With ‘Easter Sunday,’ Jo Koy Is Bringing Filipino Culture to the Forefront

Easter Sunday, the new film from veteran comedian Jo Koy out this weekend, is a funny, if familiar family comedy— there’s the occasional tense situation punctuated by laughs, relatives in trouble, and characters who put blood above all. But what’s special about this depiction is that it’s the first time a Filipino cast gets to tell this story in a nationally released theatrical comedy.

The film, which was greenlit and produced by Steven Spielberg after he saw Koy’s Netflix special, Comin’ In Hot, is an intimate love letter to Filipino-American culture. Everything from food to Lou Diamond Phillips gets a shout out, all of it brought to life by a cast that includes Jay Chandrasekhar (who also directs),Tia Carrere, Lydia Gaston, Brandon Wardell, Tiffany Haddish, Elena Juatco, Jimmy O. Yang, Eva Noblezada, and a magnetic Eugene Cordero. At the center of the ensemble is Jo Koy, playing a version of himself, who, like in his stand-up specials, never stops moving, never stops hustling.

The journey for Koy to get to this point was over a decade, filled with stop-starts and paths of most resistance. He worked for over fifteen years as a stand-up before landing his first network special, 2009’s Don’t Make Him Angry. He passed on a comfortable life working as a valet for The Mirage, and then turned down an opportunity to be Chelsea Handler’s sidekick on Chelsea Lately (who he later wound up dating for close to a year). Instead, he worked to get spots at clubs, performed on landmark showcases like Showtime at the Apollo, and passed on morally compromising but otherwise career-changing opportunities on his way to success.

In 2017, despite having two Comedy Central specials and a successful career headlining around the country, Netflix initially passed on the opportunity to work with him. However, after shooting his third special himself, Koy was able to impress the streamer enough to, landing himself a multi-special deal. Koy’s specific point of view was able to reach Steven Spielberg and put him in a position to display Filipino excellence on the big screen.

GQ talked with Koy about breaking barriers, Asian discrimination in the industry, his embracing of Black culture, and what he wants to say with Easter Sunday.

Easter Sunday does a great job of creating its own vibe in a way where you’re really just holding up and celebrating Filipino/Asian excellence, and letting audiences know it’s here for them if they can click with it. How did you go about cultivating that feeling?

The whole point of Easter Sunday was, how do I tell my story, talk about my culture, let people know about my ethnicity, and then also make it relatable?
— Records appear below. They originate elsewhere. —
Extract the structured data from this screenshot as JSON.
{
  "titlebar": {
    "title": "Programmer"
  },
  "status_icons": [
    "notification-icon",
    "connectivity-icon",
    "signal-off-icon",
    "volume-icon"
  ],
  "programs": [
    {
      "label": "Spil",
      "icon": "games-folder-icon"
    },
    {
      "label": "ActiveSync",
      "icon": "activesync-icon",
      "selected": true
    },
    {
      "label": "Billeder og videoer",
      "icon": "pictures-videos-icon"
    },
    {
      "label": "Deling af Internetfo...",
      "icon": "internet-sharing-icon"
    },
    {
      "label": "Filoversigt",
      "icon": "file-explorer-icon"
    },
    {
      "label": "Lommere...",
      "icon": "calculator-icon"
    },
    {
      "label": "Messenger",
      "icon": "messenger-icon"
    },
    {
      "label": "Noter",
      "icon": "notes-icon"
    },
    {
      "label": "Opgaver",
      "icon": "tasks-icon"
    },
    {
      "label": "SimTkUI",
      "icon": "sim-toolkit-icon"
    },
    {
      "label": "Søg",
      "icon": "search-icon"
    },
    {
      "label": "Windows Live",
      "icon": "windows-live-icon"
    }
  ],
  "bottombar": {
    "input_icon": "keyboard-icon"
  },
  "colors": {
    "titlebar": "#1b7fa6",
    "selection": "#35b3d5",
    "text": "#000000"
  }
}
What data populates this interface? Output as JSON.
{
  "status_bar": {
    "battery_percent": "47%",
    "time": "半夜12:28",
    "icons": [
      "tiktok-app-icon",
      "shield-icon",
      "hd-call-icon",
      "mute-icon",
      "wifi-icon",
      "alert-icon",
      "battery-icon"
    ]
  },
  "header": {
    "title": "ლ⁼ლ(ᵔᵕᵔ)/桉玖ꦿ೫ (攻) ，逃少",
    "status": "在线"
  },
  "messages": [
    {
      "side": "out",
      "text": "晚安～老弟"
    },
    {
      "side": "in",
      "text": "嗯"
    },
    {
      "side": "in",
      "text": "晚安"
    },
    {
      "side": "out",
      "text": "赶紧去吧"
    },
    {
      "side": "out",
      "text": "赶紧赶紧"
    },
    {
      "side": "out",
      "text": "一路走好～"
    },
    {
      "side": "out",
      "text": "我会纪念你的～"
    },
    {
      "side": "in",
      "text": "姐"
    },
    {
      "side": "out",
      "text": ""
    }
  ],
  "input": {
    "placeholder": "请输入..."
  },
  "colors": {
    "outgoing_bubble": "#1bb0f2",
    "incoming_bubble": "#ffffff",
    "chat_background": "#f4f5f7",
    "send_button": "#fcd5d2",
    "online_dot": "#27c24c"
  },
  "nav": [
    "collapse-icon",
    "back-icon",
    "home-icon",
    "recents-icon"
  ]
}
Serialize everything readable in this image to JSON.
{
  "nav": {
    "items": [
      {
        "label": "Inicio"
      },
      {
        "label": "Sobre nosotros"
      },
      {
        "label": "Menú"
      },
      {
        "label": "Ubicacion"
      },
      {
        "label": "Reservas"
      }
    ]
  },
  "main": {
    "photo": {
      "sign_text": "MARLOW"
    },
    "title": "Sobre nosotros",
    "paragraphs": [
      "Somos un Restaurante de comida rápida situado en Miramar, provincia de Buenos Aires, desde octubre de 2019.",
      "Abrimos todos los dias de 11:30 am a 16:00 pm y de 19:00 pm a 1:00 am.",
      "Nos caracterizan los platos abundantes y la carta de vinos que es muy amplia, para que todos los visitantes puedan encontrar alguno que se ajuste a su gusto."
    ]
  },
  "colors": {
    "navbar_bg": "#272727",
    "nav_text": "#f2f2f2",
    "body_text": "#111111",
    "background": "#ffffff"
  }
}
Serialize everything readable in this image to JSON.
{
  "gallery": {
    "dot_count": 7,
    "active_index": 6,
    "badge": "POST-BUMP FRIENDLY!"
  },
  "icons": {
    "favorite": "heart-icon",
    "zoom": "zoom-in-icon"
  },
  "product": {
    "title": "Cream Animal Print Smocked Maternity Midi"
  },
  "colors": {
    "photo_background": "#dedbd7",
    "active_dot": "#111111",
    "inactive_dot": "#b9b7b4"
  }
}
As an immigrant, as a product of an immigrant parent…my mom came to this country in like 1968, ‘69,. I was growing up in the seventies and eighties, and already I was struggling with my identity. Like, no one knows what my mom is. I was always having to explain who she was. There’s nothing for her to watch on TV that looks like her, sounds like her, or even gives a great depiction of what an Asian is like. It’s so offensive, and to see my mom deal with that type of racism and then for me to latch on to Black movies and Black comedy because for some reason, that was relatable to me. If I heard the struggle of a Black family, I was relating to it, like, yeah, “the strong Black woman in this movie is my mom, this strong Filipino woman.” So I’m identifying with that. That’s why my earlier works were always opening for Black comedians, and doing BET’s Comic View, and Showtime at the Apollo and, you know, being inspired by Black entertainment.I felt like that was the closest thing to what my mom was. That’s why Friday was such a big movie in my life. When I watched Friday, I was like, “ I know all these characters.” And that’s why Easter Sunday came about. I was like, “ I’m gonna do the same blueprint. I’m gonna get all these characters involved, and I’m going to explain to you guys who they are. And we’re going to do it in one day. And at the end of the movie, I want you all to be relating to them,” like, “Oh, okay, that’s a Filipino mom. That’s just like my mom.”